In 2012 Arc, "a new digital quarterly from the makers of New Scientist, exploring the future through the world of science fiction" and fact was launched. In the same year the magazine launched a dating service, NewScientistConnect, operated by The Dating Lab.
Since 2016 New Scientist has held an annual science festival in London. Styled New Scientist Live, the event has attracted high-profile scientists and science presenters.
In September 2006, New Scientist was criticised by science fiction writer Greg Egan, who wrote that "a sensationalist bent and a lack of basic knowledge by its writers" was making the magazine's coverage sufficiently unreliable "to constitute a real threat to the public understanding of science". In particular, Egan found himself "gobsmacked by the level of scientific illiteracy" in the magazine's coverage of Roger Shawyer's "electromagnetic drive", where New Scientist allowed the publication of "meaningless double-talk" designed to bypass a fatal objection to Shawyer's proposed space drive, namely that it violates the law of conservation of momentum. Egan urged others to write to New Scientist and pressure the magazine to raise its standards, instead of "squandering the opportunity that the magazine's circulation and prestige provides". The editor of New Scientist, then Jeremy Webb, replied defending the article, saying that it is "an ideas magazine—that means writing about hypotheses as well as theories".

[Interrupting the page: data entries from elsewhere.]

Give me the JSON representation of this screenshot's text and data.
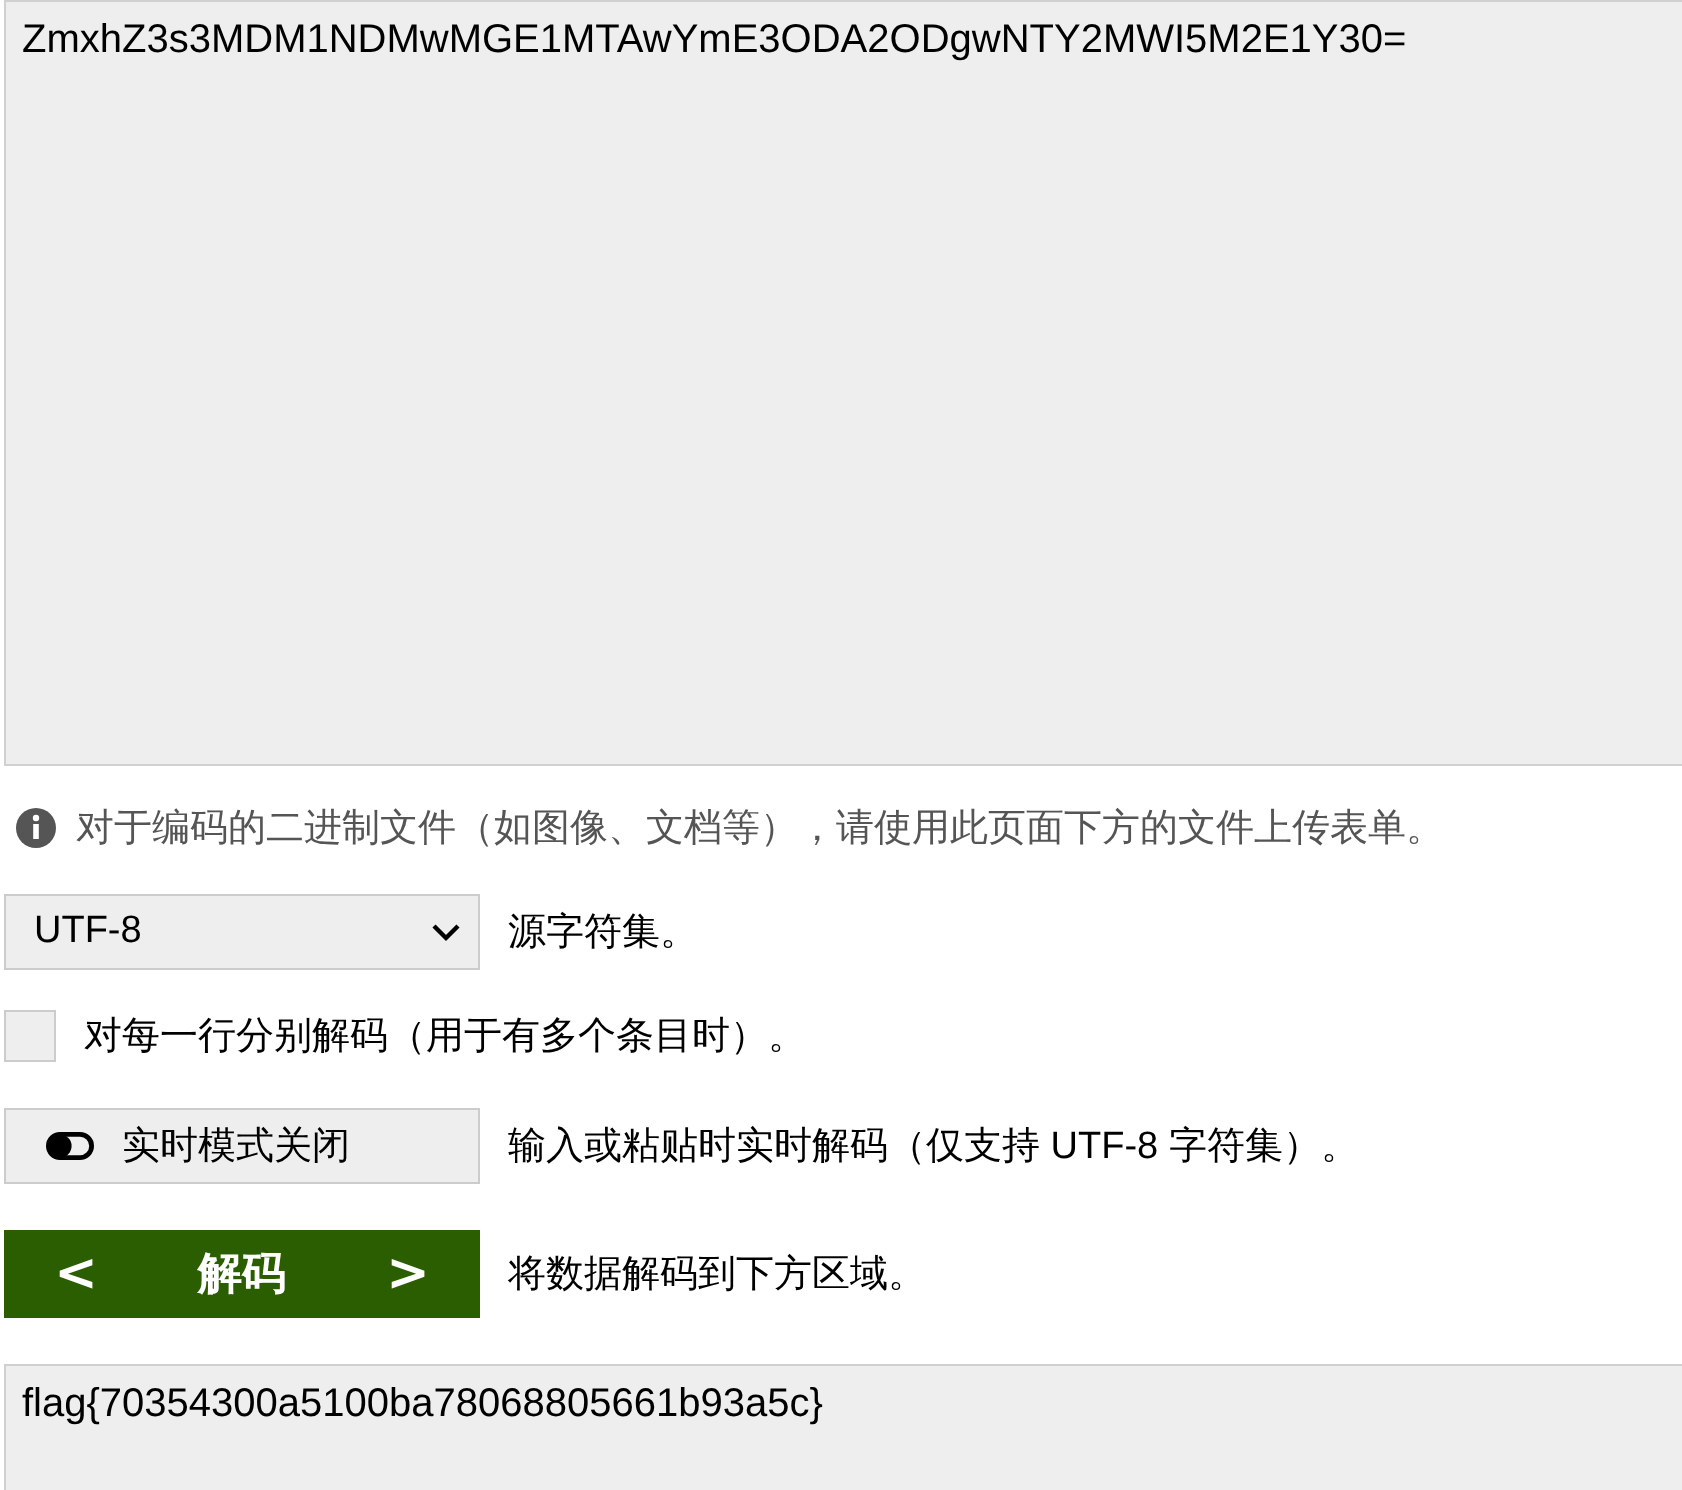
{
  "input": {
    "value": "ZmxhZ3s3MDM1NDMwMGE1MTAwYmE3ODA2ODgwNTY2MWI5M2E1Y30="
  },
  "info": {
    "text": "对于编码的二进制文件（如图像、文档等），请使用此页面下方的文件上传表单。"
  },
  "charset": {
    "value": "UTF-8",
    "label": "源字符集。"
  },
  "per_line": {
    "checked": false,
    "label": "对每一行分别解码（用于有多个条目时）。"
  },
  "live_mode": {
    "on": false,
    "button": "实时模式关闭",
    "label": "输入或粘贴时实时解码（仅支持 UTF-8 字符集）。"
  },
  "decode": {
    "button": "解码",
    "prev": "<",
    "next": ">",
    "label": "将数据解码到下方区域。"
  },
  "output": {
    "value": "flag{70354300a5100ba78068805661b93a5c}"
  }
}
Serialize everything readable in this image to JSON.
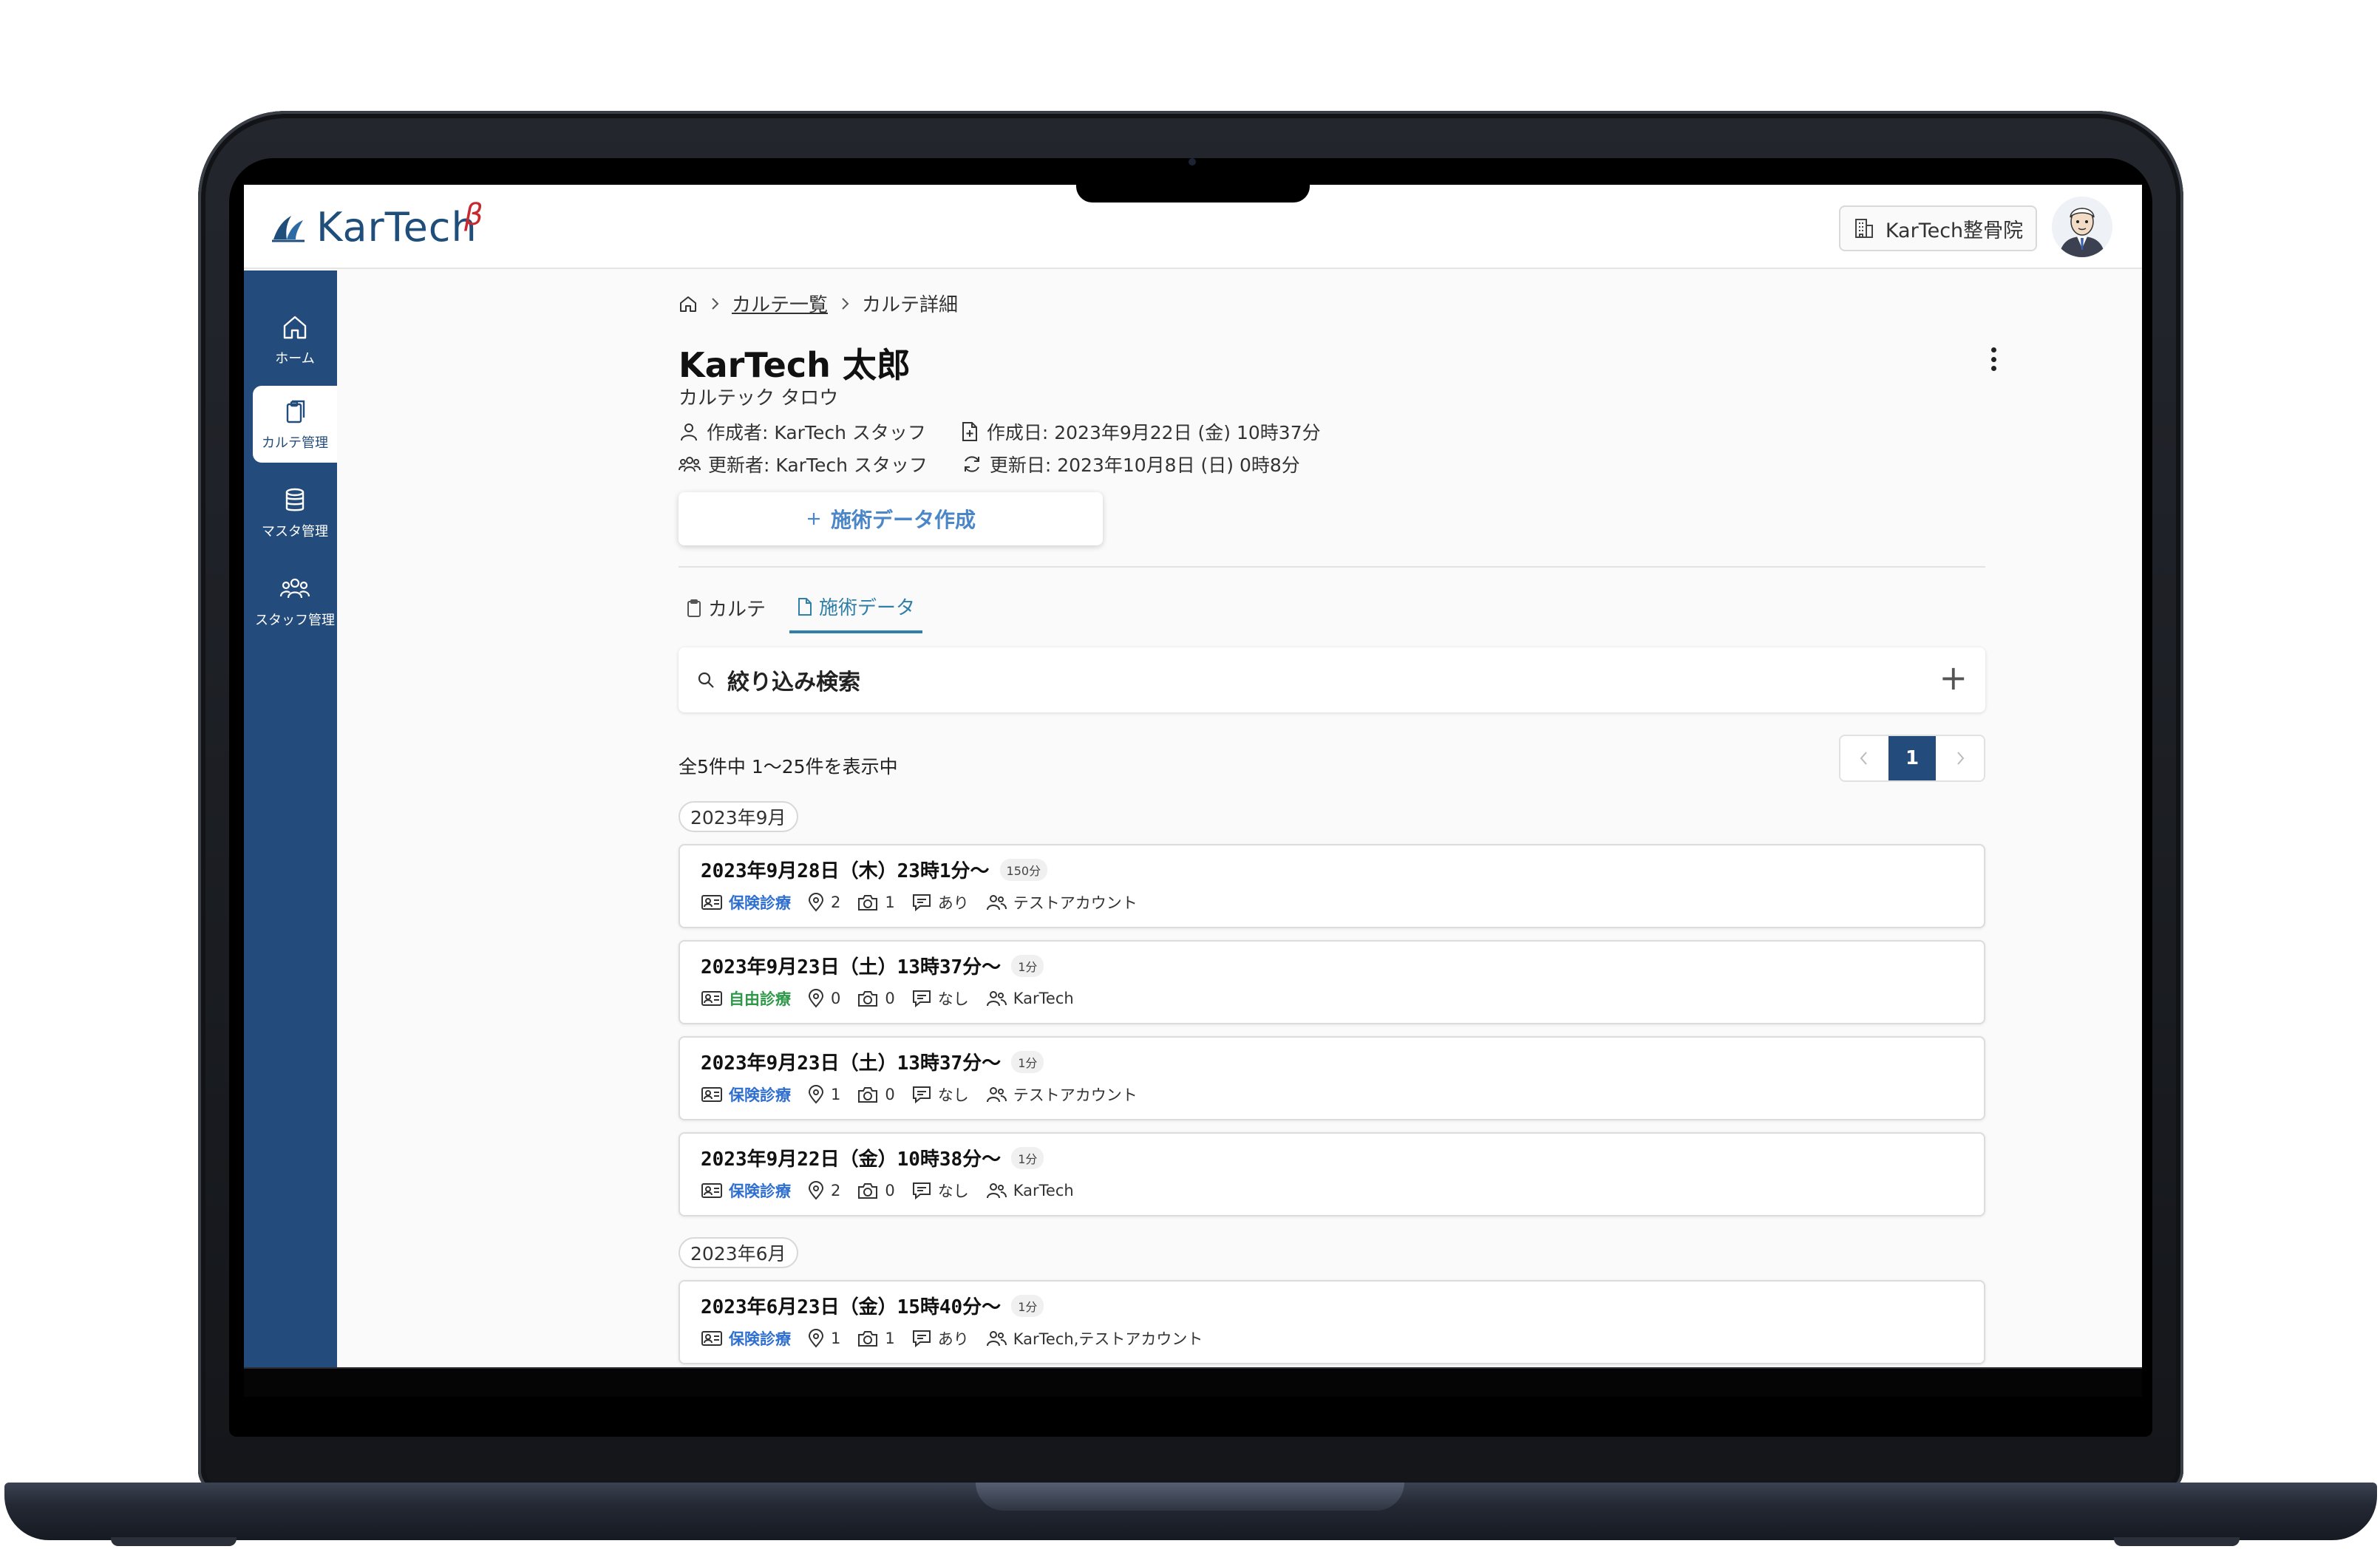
{
  "header": {
    "logo_text": "KarTech",
    "logo_beta": "β",
    "clinic_name": "KarTech整骨院"
  },
  "sidebar": {
    "items": [
      {
        "label": "ホーム",
        "icon": "home-icon"
      },
      {
        "label": "カルテ管理",
        "icon": "clipboard-copy-icon"
      },
      {
        "label": "マスタ管理",
        "icon": "database-icon"
      },
      {
        "label": "スタッフ管理",
        "icon": "staff-group-icon"
      }
    ]
  },
  "breadcrumb": {
    "list": "カルテ一覧",
    "current": "カルテ詳細"
  },
  "patient": {
    "name": "KarTech 太郎",
    "kana": "カルテック タロウ",
    "creator": "作成者: KarTech スタッフ",
    "created": "作成日: 2023年9月22日 (金) 10時37分",
    "updater": "更新者: KarTech スタッフ",
    "updated": "更新日: 2023年10月8日 (日) 0時8分"
  },
  "actions": {
    "create_label": "施術データ作成"
  },
  "tabs": [
    {
      "label": "カルテ"
    },
    {
      "label": "施術データ"
    }
  ],
  "search": {
    "label": "絞り込み検索"
  },
  "list": {
    "count": "全5件中 1〜25件を表示中",
    "page": "1"
  },
  "groups": [
    {
      "month": "2023年9月",
      "records": [
        {
          "title": "2023年9月28日（木）23時1分〜",
          "duration": "150分",
          "type": "保険診療",
          "type_color": "#2f6fd0",
          "points": "2",
          "photos": "1",
          "comment": "あり",
          "staff": "テストアカウント"
        },
        {
          "title": "2023年9月23日（土）13時37分〜",
          "duration": "1分",
          "type": "自由診療",
          "type_color": "#2e9a49",
          "points": "0",
          "photos": "0",
          "comment": "なし",
          "staff": "KarTech"
        },
        {
          "title": "2023年9月23日（土）13時37分〜",
          "duration": "1分",
          "type": "保険診療",
          "type_color": "#2f6fd0",
          "points": "1",
          "photos": "0",
          "comment": "なし",
          "staff": "テストアカウント"
        },
        {
          "title": "2023年9月22日（金）10時38分〜",
          "duration": "1分",
          "type": "保険診療",
          "type_color": "#2f6fd0",
          "points": "2",
          "photos": "0",
          "comment": "なし",
          "staff": "KarTech"
        }
      ]
    },
    {
      "month": "2023年6月",
      "records": [
        {
          "title": "2023年6月23日（金）15時40分〜",
          "duration": "1分",
          "type": "保険診療",
          "type_color": "#2f6fd0",
          "points": "1",
          "photos": "1",
          "comment": "あり",
          "staff": "KarTech,テストアカウント"
        }
      ]
    }
  ]
}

In January 2009, New Scientist ran a cover with the title "Darwin was wrong". The actual story stated that specific details of Darwin's evolution theory had been shown incorrectly, mainly the shape of phylogenetic trees of interrelated species, which should be represented as a web instead of a tree. Some evolutionary biologists who actively oppose the intelligent design movement thought the cover was both sensationalist and damaging to the scientific community.